At the moment I am renting an apartment near Wat Jed Yod temple – it is a less known area, full of local bars and cafes. Flats here are cheaper as they are further away from the centre.
Many expats choose to live outside of Chiang Mai, where it is peaceful and quiet. In Mae Rim, San Kompeang and San Sai you can find large houses with gardens to rent for very reasonable prices.
In general, it is very easy to find an apartment in Chiang Mai. I had to do it twice and in both cases it took me only 2 days. It is enough that you go outside of the city and ask around in condominiums.
If you’re a digital nomad, you might like my video on how to find an apartment in Chiang Mai.
4. What to expect
Apartments that are on offer in Chiang Mai are mostly new, or are only a few years old. For as little as 4000 Baht, plus bills, you can rent a studio (a furnished room with a bathroom and a balcony). Kitchens are not included. For an apartment with small kitchen you have to pay more, but let’s be honest – no one cooks in Thailand if you can eat out for 35-50 Baht.
In the room you always have an air-con unit (careful with your electricity bill), sometimes a fan, a wardrobe, a desk and a bed. The flat should also have a western style toilet and a shower with warm water. Sometimes the latter is not available, which is not a problem during the hot season, but in the winter and in the rainy season it is really needed.
If you want to share a flat with your partner, you need something a little more expensive – 1-2 bedrooms. Prices for such apartments start from 10,000 Baht and very often include a gym and a small swimming pool.
Only larger apartments have washing machines. Every building has a common area, where you will find them. One laundry costs 20-30 Baht. You can also use laundry services, which are available on every street corner. One day you leave it there, the next day you take it back all clean and fresh. This costs anything from 60-150 Baht, depending on the weight and the prices set by the place.
5. How to find an apartment in Chiang Mai
After a couple of weeks you will meet other expats in Chiang Mai, who might be able to advise you on areas and ways of finding your dream flat. Quite often information about places to rent are not advertised, so it’s worth asking around.
It is good to join one of the Facebook groups, like: What Where When – Chiang Mai and Chiang Mai Buy Sell Swap. You can ask about apartments to rent there.
Websites like Chiang Mai Thai Apartments and Chiang Mai Properties offer many accommodation options. Renting through an agency is a good option for those, who don’t know the city yet. Remember that an agency doesn’t charge any administration fees. Only landlords pay all chargers, so you have nothing to lose.
If you’re a digital nomad, then I also recommend using Nomad Rental, where you can find some really nice apartments for remote workers.

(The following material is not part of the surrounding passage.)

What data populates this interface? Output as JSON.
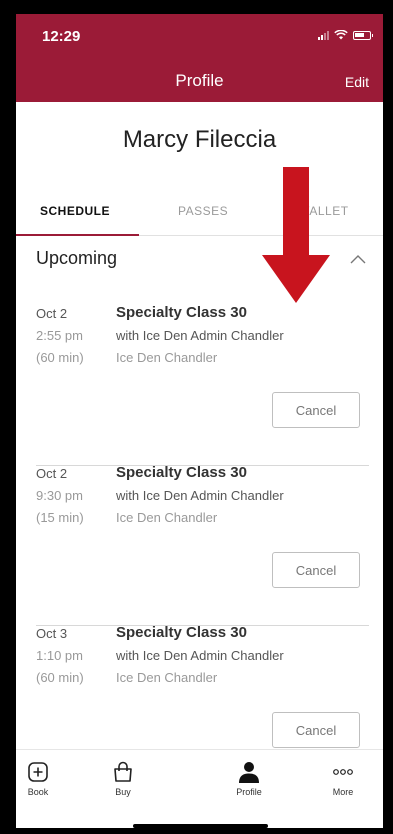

The best solution, however, is driving a scooter and looking around. Every larger building has a reception and a receptionist that can answer all your questions.
When renting a flat you need to pay a deposit of 2-months rent, plus one rent in advance, so be ready for an expense. Ask for a contract, where the rent amount, electricity and water rates are clearly stated.
Your apartment in Chiang Mai must have an air-con. You can’t live without it here. Just remember about using it reasonably as the bills can grow to serious amounts. It is worth investing in a fan, or two.
On top of your rent you will need to pay bills. Water is usually 150-200 Baht and electricity anything around 7-Baht per unit. Wi-fi is normally included in the price, but if you work online then it’s better to buy a monthly package from one of the local providers. Sinet offers good prices for fibre optic internet (600-800 Baht per month).